"I think defensively we will be able to get our hands on more balls, be able to run a bit better," Beilein said. "But if we throw the ball to the other team while we are running, we are not doing as well. I think we will create more deflections and opportunities to advance the ball without setting our offense."
That means easier points, a must with a youth-infused squad which lost five of its top six players last season, senior forward Frank Young being the lone returning starter. The WVU offense is designed to get shooters open while taking advantage of any overpursuing of passing lanes or man-to-man defense with backcuts off screens or ball fakes. Those elements come together slowly for players, so open-floor scoring could offer much-needed premium points.
"With an open floor that we have, you can score a little more with quickness off the dribble," Beilein said. "Right now, we have tweaked the system way down just to keep it simple. I don't think it will be simpler than it was last year, and I think the defensive scheme can be more aggressive than it was last year so we can generate more points. We would actually be be more likely to play more 1-3-1 and do more of it because we are longer. I think we have a better pressing type of defense than we have in the past, if their IQ can keep up with it.
"And no, you will not see the full court press. I am just a coach who does not like it. I don't think we are that athletic, like we will be 40 minutes of hell or something. We are recruiting to our needs, though, to right what we want on offense and defense."

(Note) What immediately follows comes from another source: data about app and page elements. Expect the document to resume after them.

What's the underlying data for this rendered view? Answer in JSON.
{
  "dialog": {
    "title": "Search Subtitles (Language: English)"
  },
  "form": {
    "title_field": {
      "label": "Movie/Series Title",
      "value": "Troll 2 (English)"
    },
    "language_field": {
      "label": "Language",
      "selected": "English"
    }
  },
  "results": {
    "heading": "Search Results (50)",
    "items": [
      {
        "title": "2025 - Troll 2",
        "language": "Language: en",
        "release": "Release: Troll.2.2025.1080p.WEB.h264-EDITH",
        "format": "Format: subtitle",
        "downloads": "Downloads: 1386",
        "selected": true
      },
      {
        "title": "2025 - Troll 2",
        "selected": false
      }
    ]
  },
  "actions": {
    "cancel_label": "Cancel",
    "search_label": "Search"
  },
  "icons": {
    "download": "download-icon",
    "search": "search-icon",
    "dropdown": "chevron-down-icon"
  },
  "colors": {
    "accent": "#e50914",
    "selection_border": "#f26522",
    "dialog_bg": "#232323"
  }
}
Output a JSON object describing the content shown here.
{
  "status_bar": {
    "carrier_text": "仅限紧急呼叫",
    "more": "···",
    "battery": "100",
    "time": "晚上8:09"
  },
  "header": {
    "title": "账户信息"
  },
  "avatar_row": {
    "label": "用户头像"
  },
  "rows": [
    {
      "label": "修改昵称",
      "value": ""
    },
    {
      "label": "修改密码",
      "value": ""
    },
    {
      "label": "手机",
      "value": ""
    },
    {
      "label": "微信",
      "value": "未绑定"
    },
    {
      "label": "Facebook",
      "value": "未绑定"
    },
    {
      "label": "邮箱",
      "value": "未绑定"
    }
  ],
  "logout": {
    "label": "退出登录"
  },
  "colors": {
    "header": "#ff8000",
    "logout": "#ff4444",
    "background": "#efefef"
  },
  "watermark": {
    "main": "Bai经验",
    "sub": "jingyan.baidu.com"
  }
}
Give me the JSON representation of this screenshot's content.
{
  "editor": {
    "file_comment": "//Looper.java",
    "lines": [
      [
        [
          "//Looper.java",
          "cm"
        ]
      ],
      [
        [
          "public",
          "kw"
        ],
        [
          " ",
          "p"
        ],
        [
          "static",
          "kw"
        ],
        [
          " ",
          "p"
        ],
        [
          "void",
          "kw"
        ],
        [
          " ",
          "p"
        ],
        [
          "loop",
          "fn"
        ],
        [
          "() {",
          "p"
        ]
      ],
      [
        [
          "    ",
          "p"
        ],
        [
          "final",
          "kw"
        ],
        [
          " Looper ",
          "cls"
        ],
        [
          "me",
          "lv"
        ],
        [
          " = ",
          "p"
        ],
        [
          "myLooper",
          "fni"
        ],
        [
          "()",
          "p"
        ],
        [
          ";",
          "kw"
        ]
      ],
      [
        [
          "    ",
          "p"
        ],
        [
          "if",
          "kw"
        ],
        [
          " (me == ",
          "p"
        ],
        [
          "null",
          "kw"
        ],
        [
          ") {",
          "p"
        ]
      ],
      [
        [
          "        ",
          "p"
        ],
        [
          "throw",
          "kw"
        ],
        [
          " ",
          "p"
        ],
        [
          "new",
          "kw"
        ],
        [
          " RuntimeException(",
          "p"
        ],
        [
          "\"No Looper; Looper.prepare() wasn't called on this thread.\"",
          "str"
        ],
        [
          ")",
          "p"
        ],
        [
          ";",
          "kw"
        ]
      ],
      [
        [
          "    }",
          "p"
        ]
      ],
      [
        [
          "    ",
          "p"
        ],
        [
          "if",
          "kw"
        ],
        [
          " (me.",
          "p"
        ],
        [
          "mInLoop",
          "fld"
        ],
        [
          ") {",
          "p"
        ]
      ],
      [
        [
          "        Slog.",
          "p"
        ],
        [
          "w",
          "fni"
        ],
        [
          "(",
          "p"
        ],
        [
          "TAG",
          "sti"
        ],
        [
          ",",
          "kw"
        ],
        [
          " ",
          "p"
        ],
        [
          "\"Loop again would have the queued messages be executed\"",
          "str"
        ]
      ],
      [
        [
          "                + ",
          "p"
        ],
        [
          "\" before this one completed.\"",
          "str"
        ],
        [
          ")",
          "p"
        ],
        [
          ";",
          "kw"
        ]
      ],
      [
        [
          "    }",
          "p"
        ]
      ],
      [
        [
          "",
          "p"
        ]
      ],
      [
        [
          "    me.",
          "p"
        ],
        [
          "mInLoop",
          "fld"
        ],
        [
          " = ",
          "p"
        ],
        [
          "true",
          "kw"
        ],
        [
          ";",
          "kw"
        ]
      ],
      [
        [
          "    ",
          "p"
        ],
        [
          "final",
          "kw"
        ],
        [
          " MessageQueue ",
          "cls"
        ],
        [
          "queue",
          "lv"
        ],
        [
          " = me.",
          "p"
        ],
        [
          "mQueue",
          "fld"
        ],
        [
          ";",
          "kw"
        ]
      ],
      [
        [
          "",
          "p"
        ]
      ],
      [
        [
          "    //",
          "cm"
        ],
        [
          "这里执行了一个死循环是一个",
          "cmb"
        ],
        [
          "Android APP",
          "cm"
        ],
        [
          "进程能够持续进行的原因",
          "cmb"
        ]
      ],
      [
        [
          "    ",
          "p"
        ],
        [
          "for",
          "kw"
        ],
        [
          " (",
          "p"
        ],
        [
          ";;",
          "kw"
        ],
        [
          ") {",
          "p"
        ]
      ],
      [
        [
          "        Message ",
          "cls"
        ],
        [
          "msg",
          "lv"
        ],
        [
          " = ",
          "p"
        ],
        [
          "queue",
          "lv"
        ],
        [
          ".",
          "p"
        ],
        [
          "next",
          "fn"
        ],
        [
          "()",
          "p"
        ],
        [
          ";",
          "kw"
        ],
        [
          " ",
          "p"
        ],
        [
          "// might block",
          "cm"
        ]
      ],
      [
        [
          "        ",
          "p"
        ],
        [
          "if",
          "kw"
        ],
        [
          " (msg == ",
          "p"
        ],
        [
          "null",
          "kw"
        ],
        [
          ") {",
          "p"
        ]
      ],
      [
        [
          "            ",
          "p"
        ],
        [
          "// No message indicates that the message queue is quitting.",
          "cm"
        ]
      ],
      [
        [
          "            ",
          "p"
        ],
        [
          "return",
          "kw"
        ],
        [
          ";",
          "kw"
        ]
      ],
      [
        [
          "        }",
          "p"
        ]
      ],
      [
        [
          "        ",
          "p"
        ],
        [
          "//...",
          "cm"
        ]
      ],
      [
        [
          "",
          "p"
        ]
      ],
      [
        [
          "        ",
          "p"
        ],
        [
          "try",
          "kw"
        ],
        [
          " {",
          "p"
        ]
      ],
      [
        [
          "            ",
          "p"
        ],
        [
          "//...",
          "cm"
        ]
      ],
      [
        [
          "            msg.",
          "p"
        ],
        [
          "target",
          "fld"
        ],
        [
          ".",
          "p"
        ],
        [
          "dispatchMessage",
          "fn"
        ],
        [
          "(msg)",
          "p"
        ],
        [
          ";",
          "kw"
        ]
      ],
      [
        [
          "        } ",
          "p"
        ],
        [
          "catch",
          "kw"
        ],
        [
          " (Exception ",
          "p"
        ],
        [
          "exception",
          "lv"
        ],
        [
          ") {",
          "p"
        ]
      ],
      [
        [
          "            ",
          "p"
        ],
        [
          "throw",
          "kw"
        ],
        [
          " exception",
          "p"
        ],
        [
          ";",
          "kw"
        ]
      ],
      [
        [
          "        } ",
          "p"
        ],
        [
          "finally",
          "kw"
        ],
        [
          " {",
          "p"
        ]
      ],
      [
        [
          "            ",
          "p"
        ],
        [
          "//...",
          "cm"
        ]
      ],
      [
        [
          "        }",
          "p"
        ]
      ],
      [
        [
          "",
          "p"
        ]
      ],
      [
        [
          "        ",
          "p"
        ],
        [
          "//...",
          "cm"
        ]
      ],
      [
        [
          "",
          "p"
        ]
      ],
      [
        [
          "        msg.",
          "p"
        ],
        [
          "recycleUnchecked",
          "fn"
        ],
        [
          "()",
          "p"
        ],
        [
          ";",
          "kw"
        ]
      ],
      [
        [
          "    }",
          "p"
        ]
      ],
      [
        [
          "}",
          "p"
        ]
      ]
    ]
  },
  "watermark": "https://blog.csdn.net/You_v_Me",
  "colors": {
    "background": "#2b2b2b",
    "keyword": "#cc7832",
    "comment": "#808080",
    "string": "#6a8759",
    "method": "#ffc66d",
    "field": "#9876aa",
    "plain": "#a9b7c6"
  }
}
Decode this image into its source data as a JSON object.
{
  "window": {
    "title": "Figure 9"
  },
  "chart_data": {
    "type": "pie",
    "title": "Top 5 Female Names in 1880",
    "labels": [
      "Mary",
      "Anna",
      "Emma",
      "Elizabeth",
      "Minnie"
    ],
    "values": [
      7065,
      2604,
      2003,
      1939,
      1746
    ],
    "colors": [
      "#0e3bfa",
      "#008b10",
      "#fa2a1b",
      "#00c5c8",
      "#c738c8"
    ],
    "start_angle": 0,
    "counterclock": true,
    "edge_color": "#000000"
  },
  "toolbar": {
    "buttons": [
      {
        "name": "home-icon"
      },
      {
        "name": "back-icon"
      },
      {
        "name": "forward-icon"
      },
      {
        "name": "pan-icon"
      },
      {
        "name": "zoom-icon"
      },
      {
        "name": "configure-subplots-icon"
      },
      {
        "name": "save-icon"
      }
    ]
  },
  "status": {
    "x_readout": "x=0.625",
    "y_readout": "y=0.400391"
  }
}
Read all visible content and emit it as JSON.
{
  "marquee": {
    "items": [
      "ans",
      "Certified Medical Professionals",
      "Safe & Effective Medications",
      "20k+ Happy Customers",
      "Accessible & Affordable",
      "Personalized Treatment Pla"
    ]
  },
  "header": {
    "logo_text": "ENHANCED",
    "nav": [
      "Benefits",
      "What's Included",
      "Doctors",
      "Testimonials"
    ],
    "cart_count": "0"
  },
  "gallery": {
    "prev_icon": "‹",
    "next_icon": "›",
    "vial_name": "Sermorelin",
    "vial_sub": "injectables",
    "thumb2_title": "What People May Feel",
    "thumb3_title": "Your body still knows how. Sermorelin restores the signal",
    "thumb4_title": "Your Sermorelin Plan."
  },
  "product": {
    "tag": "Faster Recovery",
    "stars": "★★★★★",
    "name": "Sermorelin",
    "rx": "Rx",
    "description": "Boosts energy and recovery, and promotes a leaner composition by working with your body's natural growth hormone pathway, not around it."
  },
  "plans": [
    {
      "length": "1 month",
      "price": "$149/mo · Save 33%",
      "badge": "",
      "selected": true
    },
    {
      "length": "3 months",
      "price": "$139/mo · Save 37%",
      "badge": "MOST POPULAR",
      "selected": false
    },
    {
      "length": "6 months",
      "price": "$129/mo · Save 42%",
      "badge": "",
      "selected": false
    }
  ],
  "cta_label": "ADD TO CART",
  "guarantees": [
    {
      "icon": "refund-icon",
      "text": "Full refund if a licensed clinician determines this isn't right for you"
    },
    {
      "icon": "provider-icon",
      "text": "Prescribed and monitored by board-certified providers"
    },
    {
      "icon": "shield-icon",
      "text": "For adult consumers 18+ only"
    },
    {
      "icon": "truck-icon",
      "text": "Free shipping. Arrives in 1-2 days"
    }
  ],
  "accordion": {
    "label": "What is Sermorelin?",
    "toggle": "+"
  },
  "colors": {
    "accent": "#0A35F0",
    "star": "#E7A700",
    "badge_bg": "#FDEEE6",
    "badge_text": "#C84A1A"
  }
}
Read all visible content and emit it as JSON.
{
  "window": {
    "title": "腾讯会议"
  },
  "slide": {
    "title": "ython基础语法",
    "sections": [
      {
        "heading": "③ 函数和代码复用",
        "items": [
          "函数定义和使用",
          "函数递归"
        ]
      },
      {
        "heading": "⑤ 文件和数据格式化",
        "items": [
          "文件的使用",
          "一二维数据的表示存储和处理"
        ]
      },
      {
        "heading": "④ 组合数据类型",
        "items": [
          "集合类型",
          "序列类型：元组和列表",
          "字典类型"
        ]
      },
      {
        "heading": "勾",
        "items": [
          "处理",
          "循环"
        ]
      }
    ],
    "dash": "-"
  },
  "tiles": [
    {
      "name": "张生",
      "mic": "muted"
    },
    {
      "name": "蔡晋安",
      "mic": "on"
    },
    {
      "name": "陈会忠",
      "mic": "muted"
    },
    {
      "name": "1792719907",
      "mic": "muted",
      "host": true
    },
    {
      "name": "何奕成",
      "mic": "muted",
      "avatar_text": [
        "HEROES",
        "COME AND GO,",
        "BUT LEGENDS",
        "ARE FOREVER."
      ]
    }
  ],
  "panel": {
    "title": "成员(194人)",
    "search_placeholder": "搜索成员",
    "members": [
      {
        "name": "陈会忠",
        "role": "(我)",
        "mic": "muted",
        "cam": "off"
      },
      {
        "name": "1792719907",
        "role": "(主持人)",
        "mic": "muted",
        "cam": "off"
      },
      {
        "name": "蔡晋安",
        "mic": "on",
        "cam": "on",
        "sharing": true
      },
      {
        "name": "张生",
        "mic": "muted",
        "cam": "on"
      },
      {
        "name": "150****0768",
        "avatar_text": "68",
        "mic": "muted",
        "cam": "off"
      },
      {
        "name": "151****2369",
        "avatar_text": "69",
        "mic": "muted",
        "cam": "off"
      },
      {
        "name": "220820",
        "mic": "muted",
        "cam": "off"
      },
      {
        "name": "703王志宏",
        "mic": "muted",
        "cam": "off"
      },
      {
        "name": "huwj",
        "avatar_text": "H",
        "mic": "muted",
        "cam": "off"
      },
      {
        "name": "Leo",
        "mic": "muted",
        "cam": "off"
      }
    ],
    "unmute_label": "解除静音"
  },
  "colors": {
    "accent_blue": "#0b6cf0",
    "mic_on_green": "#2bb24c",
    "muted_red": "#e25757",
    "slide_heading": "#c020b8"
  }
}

West Virginia has shown flashes of running, if not the University of Houston Phi Slamma Jamma days, then at least enough to convince Beilein, even early on, that he could tweak the sets a bit to try to trigger breakouts. The other focus is on steady improvement, which is best done by letting players play within the system, then instructing about mistakes later, rather than stopping practice with each miscue.
"You almost have to let drills go on, let them make mistakes and then show them on film the next day. Otherwise, you'd be stopping practice every minute," Beilein said. "But (Monday) I thought we had our best workout so far. There were some glimmers there as far as light bulbs going on as far as understanding what goes on. There is a process. There is osmosis going like crazy. It takes awhile for them to get it. Then they really understand how it works. That look in their eye, like they understand, that is why I coach. To see a kid achieve by learning a little more about how, and really, it's not my way, it is how basketball should be played."
West Virginia also showed played footage of the offensive and defensive sets, to add to the instruction. That's proof the system does work, and it shows why players are asked to do something, and not just how. That generates a better overall understanding of exactly what West Virginia is trying to do, how it does it, why it does it, and how successful it can be when done correctly. The lone caution, especially early, is to avoid the overload and allow the freshmen to settle in some.
"Now, with classes and three hours of practice counting film tonight, they have a full day," Beilein said. "They have already done a lot. It has not burned them out yet, but it could do that eventually, so we have to watch that."